Luncz, L. V., Falótico, T., Pascual-Garrido, A., Corat, C., Mosley, H., & Haslam, M. (2016). Wild capuchin monkeys adjust stone tools according to changing nut properties. Scientific Reports, 6: 33089. doi:10.1038/srep33089.


Cite as: http://hdl.handle.net/21.11116/0000-0007-A57F-1
Abstract
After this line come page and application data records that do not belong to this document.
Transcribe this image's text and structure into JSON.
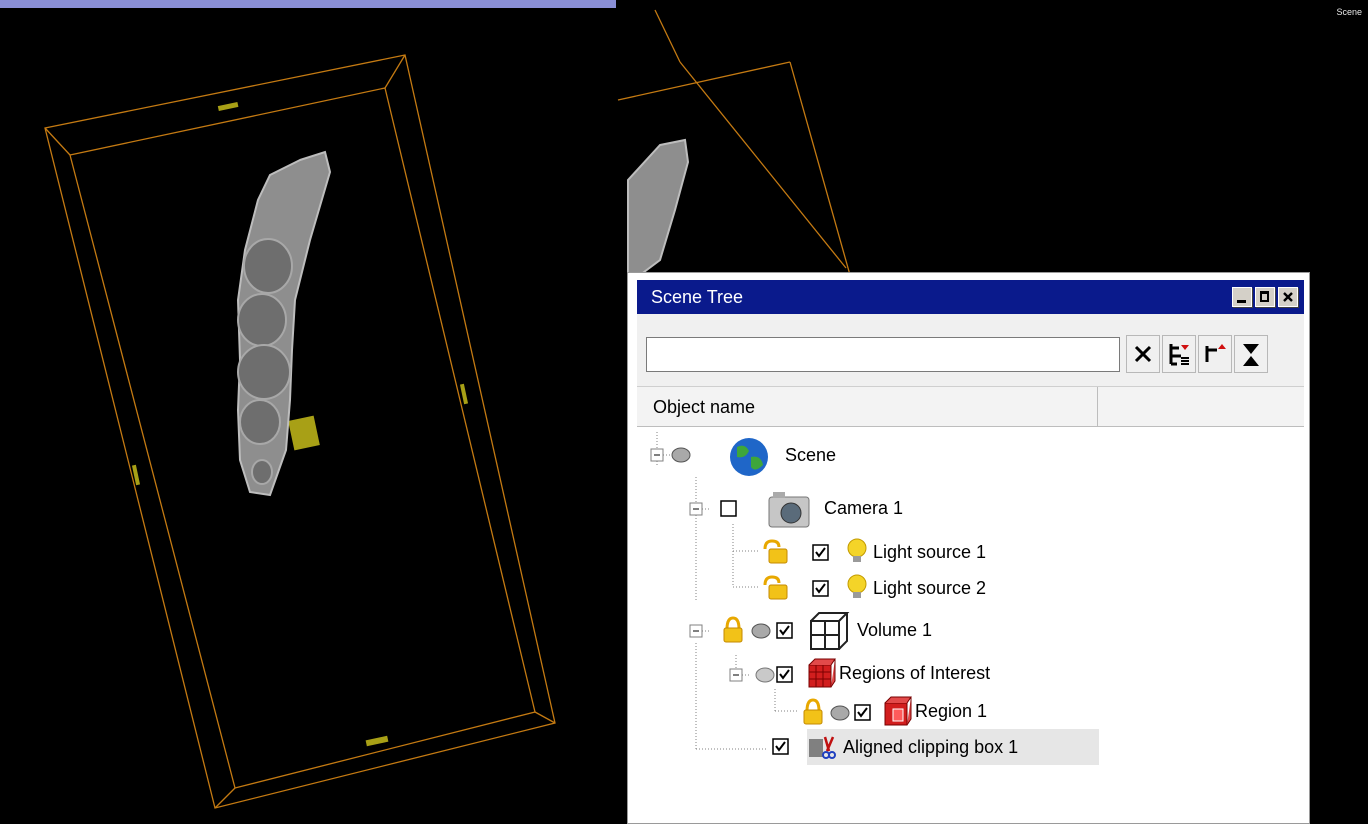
{
  "viewport": {
    "corner_label": "Scene"
  },
  "scene_tree": {
    "title": "Scene Tree",
    "search": {
      "value": "",
      "placeholder": ""
    },
    "column_header": "Object name",
    "items": [
      {
        "label": "Scene",
        "icon": "globe-icon"
      },
      {
        "label": "Camera 1",
        "icon": "camera-icon",
        "checked": false
      },
      {
        "label": "Light source 1",
        "icon": "bulb-icon",
        "checked": true
      },
      {
        "label": "Light source 2",
        "icon": "bulb-icon",
        "checked": true
      },
      {
        "label": "Volume 1",
        "icon": "volume-cube-icon",
        "checked": true
      },
      {
        "label": "Regions of Interest",
        "icon": "roi-cube-icon",
        "checked": true
      },
      {
        "label": "Region 1",
        "icon": "region-cube-icon",
        "checked": true
      },
      {
        "label": "Aligned clipping box 1",
        "icon": "clipping-icon",
        "checked": true,
        "selected": true
      }
    ]
  },
  "colors": {
    "titlebar": "#0a1a8c",
    "box_lines": "#c47a12",
    "selection": "#e6e6e6"
  }
}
Animals foraging in their natural environments need to be proficient at recognizing and responding to changes in food targets that affect accessibility or pose a risk. Wild bearded capuchin monkeys (Sapajus libidinosus) use stone tools to access a variety of nut species, including otherwise inaccessible foods. This study tests whether wild capuchins from Serra da Capivara National Park in Brazil adjust their tool selection when processing cashew (Anacardium spp.) nuts. During the ripening process of cashew nuts, the amount of caustic defensive substance in the nut mesocarp decreases. We conducted field experiments to test whether capuchins adapt their stone hammer selection to changing properties of the target nut, using stones of different weights and two maturation stages of cashew nuts. The results show that although fresh nuts are easier to crack, capuchin monkeys used larger stone tools to open them, which may help the monkeys avoid contact with the caustic hazard in fresh nuts. We demonstrate that capuchin monkeys are actively able to distinguish between the maturation stages within one nut species, and to adapt their foraging behaviour accordingly.